→ EXERCISE DESCRIPTION
Could you restate all of the records below exactly, with the pictures left out?

Dataset rows describing interfaces
***

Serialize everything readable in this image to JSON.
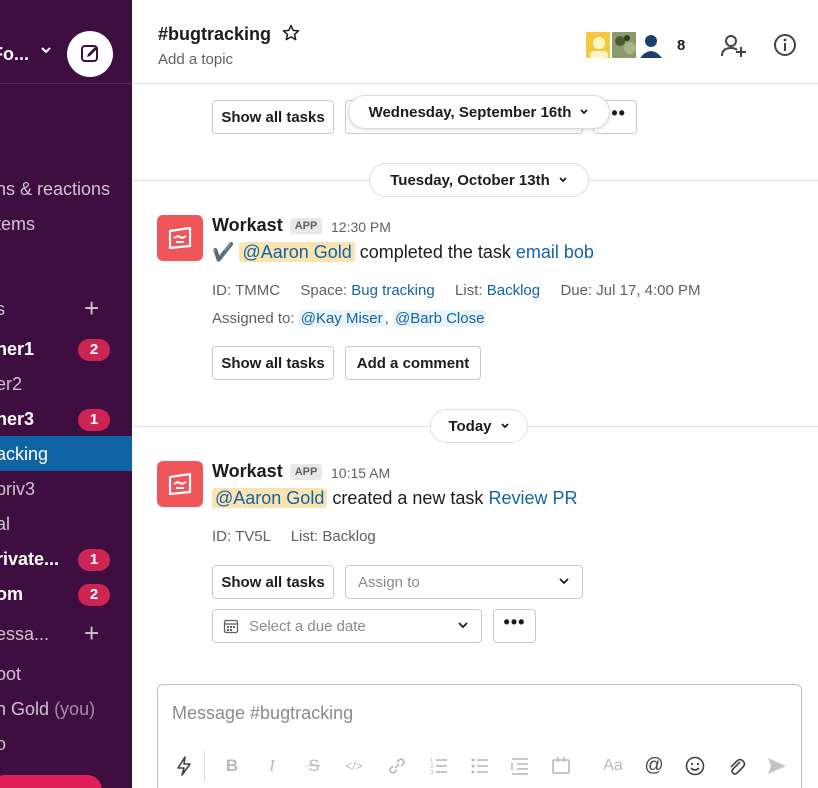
{
  "workspace": {
    "name": "Fo...",
    "chev": "⌄"
  },
  "sidebar": {
    "items": [
      {
        "label": "ns & reactions"
      },
      {
        "label": "tems"
      },
      {
        "label": "s"
      },
      {
        "label": "ner1",
        "badge": "2"
      },
      {
        "label": "er2"
      },
      {
        "label": "ner3",
        "badge": "1"
      },
      {
        "label": "acking"
      },
      {
        "label": "priv3"
      },
      {
        "label": "al"
      },
      {
        "label": "rivate...",
        "badge": "1"
      },
      {
        "label": "om",
        "badge": "2"
      },
      {
        "label": "essa..."
      },
      {
        "label": "oot"
      },
      {
        "label": "n Gold",
        "you": "(you)"
      },
      {
        "label": "o"
      }
    ]
  },
  "header": {
    "title": "#bugtracking",
    "topic": "Add a topic",
    "member_count": "8"
  },
  "messages": {
    "top_buttons": {
      "show_all": "Show all tasks",
      "date_float": "Wednesday, September 16th",
      "dots": "•••"
    },
    "date1": "Tuesday, October 13th",
    "msg1": {
      "sender": "Workast",
      "badge": "APP",
      "time": "12:30 PM",
      "check": "✔️",
      "mention": "@Aaron Gold",
      "text": "completed the task",
      "task": "email bob",
      "id_label": "ID:",
      "id_value": "TMMC",
      "space_label": "Space:",
      "space_value": "Bug tracking",
      "list_label": "List:",
      "list_value": "Backlog",
      "due_label": "Due:",
      "due_value": "Jul 17, 4:00 PM",
      "assigned_label": "Assigned to:",
      "assignee1": "@Kay Miser",
      "comma": ",",
      "assignee2": "@Barb Close",
      "show_all": "Show all tasks",
      "add_comment": "Add a comment"
    },
    "date2": "Today",
    "msg2": {
      "sender": "Workast",
      "badge": "APP",
      "time": "10:15 AM",
      "mention": "@Aaron Gold",
      "text": "created a new task",
      "task": "Review PR",
      "id_label": "ID:",
      "id_value": "TV5L",
      "list_label": "List:",
      "list_value": "Backlog",
      "show_all": "Show all tasks",
      "assign_placeholder": "Assign to",
      "due_placeholder": "Select a due date",
      "dots": "•••"
    }
  },
  "composer": {
    "placeholder": "Message #bugtracking",
    "format_icons": [
      "lightning-icon",
      "bold-icon",
      "italic-icon",
      "strike-icon",
      "code-icon",
      "link-icon",
      "ordered-list-icon",
      "bullet-list-icon",
      "indent-icon",
      "code-block-icon",
      "text-format-icon",
      "mention-icon",
      "emoji-icon",
      "attach-icon",
      "send-icon"
    ],
    "labels": {
      "bold": "B",
      "italic": "I",
      "strike": "S",
      "code": "</>",
      "aa": "Aa",
      "at": "@"
    }
  },
  "colors": {
    "sidebar_bg": "#3f0e40",
    "active_item": "#1164a3",
    "badge": "#cd2553",
    "app_avatar": "#f0555a",
    "link": "#1264a3",
    "mention_bg": "#f8e3b1"
  }
}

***

→ WRITTEN RESPONSE
Serialize everything readable in this image to JSON.
{
  "workspace": {
    "name": "Fo...",
    "chev": "⌄"
  },
  "sidebar": {
    "items": [
      {
        "label": "ns & reactions"
      },
      {
        "label": "tems"
      },
      {
        "label": "s"
      },
      {
        "label": "ner1",
        "badge": "2"
      },
      {
        "label": "er2"
      },
      {
        "label": "ner3",
        "badge": "1"
      },
      {
        "label": "acking"
      },
      {
        "label": "priv3"
      },
      {
        "label": "al"
      },
      {
        "label": "rivate...",
        "badge": "1"
      },
      {
        "label": "om",
        "badge": "2"
      },
      {
        "label": "essa..."
      },
      {
        "label": "oot"
      },
      {
        "label": "n Gold",
        "you": "(you)"
      },
      {
        "label": "o"
      }
    ]
  },
  "header": {
    "title": "#bugtracking",
    "topic": "Add a topic",
    "member_count": "8"
  },
  "messages": {
    "top_buttons": {
      "show_all": "Show all tasks",
      "date_float": "Wednesday, September 16th",
      "dots": "•••"
    },
    "date1": "Tuesday, October 13th",
    "msg1": {
      "sender": "Workast",
      "badge": "APP",
      "time": "12:30 PM",
      "check": "✔️",
      "mention": "@Aaron Gold",
      "text": "completed the task",
      "task": "email bob",
      "id_label": "ID:",
      "id_value": "TMMC",
      "space_label": "Space:",
      "space_value": "Bug tracking",
      "list_label": "List:",
      "list_value": "Backlog",
      "due_label": "Due:",
      "due_value": "Jul 17, 4:00 PM",
      "assigned_label": "Assigned to:",
      "assignee1": "@Kay Miser",
      "comma": ",",
      "assignee2": "@Barb Close",
      "show_all": "Show all tasks",
      "add_comment": "Add a comment"
    },
    "date2": "Today",
    "msg2": {
      "sender": "Workast",
      "badge": "APP",
      "time": "10:15 AM",
      "mention": "@Aaron Gold",
      "text": "created a new task",
      "task": "Review PR",
      "id_label": "ID:",
      "id_value": "TV5L",
      "list_label": "List:",
      "list_value": "Backlog",
      "show_all": "Show all tasks",
      "assign_placeholder": "Assign to",
      "due_placeholder": "Select a due date",
      "dots": "•••"
    }
  },
  "composer": {
    "placeholder": "Message #bugtracking",
    "format_icons": [
      "lightning-icon",
      "bold-icon",
      "italic-icon",
      "strike-icon",
      "code-icon",
      "link-icon",
      "ordered-list-icon",
      "bullet-list-icon",
      "indent-icon",
      "code-block-icon",
      "text-format-icon",
      "mention-icon",
      "emoji-icon",
      "attach-icon",
      "send-icon"
    ],
    "labels": {
      "bold": "B",
      "italic": "I",
      "strike": "S",
      "code": "</>",
      "aa": "Aa",
      "at": "@"
    }
  },
  "colors": {
    "sidebar_bg": "#3f0e40",
    "active_item": "#1164a3",
    "badge": "#cd2553",
    "app_avatar": "#f0555a",
    "link": "#1264a3",
    "mention_bg": "#f8e3b1"
  }
}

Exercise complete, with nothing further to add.